Noomi Rapace, playing Lisbeth Salandar, practically burned a hole in the screen in “The Girl With the Dragon Tattoo.” She was edgy, dangerous, sexy, brilliant, and, despite her small stature, an adversary you wouldn’t want to meet in a dark alley. Now, having somehow latched on to a small fortune, she’s just another anonymous expatriate with a Cayman Islands bank account, staring at the ocean and smoking cigarettes. Eventually, bored silly, she makes her way back to Denmark, where her old ally, Mikael (Michael Nyqvist) now works for a news magazine. She looks up an old lover, and after one desultory liaison, gives her the apartment for a while, so Lisbeth can continue to be incognito, but after one ill-advised foray to re-threaten an old nemesis, she manages to get falsely accused of murder, and now the police are after her. So somehow she has to clear her name while on the run. (Shades of the old American plot of “The Fugitive”).

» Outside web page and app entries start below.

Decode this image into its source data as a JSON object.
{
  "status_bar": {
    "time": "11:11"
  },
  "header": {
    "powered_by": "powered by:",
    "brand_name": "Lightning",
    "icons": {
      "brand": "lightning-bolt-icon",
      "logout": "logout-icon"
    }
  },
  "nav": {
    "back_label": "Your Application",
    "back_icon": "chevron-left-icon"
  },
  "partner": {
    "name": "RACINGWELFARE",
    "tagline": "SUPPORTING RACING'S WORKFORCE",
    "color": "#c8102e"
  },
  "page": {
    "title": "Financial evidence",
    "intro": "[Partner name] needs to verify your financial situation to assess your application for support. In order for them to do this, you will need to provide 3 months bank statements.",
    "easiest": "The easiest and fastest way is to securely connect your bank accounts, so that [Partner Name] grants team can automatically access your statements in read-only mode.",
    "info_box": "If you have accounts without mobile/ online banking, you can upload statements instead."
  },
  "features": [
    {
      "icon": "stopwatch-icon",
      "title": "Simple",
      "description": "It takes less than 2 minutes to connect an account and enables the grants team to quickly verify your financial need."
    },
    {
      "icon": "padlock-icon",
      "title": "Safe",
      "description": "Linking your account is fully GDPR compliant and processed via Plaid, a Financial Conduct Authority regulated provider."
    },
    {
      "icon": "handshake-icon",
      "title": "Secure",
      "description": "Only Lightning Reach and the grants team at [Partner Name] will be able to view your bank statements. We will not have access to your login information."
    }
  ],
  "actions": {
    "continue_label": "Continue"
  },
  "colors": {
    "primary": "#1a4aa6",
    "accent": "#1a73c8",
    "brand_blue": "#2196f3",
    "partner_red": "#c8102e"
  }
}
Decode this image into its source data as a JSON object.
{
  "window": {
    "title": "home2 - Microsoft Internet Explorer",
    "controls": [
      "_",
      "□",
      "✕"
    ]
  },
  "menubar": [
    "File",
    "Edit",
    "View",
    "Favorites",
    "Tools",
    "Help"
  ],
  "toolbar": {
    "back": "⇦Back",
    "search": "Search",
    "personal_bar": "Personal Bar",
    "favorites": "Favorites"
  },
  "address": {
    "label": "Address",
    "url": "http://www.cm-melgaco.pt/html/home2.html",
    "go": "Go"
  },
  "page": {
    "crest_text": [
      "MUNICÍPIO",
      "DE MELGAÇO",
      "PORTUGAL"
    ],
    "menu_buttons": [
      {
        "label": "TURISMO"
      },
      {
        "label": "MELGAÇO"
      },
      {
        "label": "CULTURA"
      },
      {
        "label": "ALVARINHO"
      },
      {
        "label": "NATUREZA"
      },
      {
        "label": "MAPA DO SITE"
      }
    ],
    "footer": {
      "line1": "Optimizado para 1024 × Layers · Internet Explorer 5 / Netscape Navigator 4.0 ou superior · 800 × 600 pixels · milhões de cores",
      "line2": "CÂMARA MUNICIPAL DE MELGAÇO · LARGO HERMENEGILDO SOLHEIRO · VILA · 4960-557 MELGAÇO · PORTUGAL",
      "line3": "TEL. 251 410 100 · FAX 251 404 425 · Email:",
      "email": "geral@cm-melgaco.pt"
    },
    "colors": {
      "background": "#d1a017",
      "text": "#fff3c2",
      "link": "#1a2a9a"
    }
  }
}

Rehashing the back story of how Lisbeth, as a teenager, set fire to her father, who was abusing her mother, we also re-visit her sobering background in institutions for the criminally insane, and her subsequent degradation by her parole officer, on whom she exacted a literal revenge. But now, instead of rooting for her to survive her horrific ordeal with at least a modicum of sanity intact, we’re just watching her indulge in old-fashioned vigilante justice, which still makes her edgy, but hardly endearing. Mikael, meanwhile, seems to be attracting the attention of a perfectly nice woman a lot closer to his age, but remains obsessed, still, with the haunting, brooding presence of the enigmatic Lisbeth.
Throw in an old Russian KGB angle, a stakeout and shootout in a barn, and a little bit of instant computer expertise, and you have a film that’s no longer so out of the ordinary. Yes, we’re still set up for Part Three, but we like our heroines to look, well, not so much like they’re strung out on heroin. And our leading man could maybe be … something other than a middle-aged, slightly frumpy, ordinary-looking magazine writer. And 130 minutes starts feeling pretentious when there’s so much footage of standard sedans driving normal speeds on regular roads. Sure, there’s still a lot of Danish Gothic here, but without the cloaked-in-mystery, sharply-honed drama, the viewer may well tire of the pervading self-important humorlessness of it all.
RONALD P. SALFEN is pastor of Grace Church, Greenville, Texas.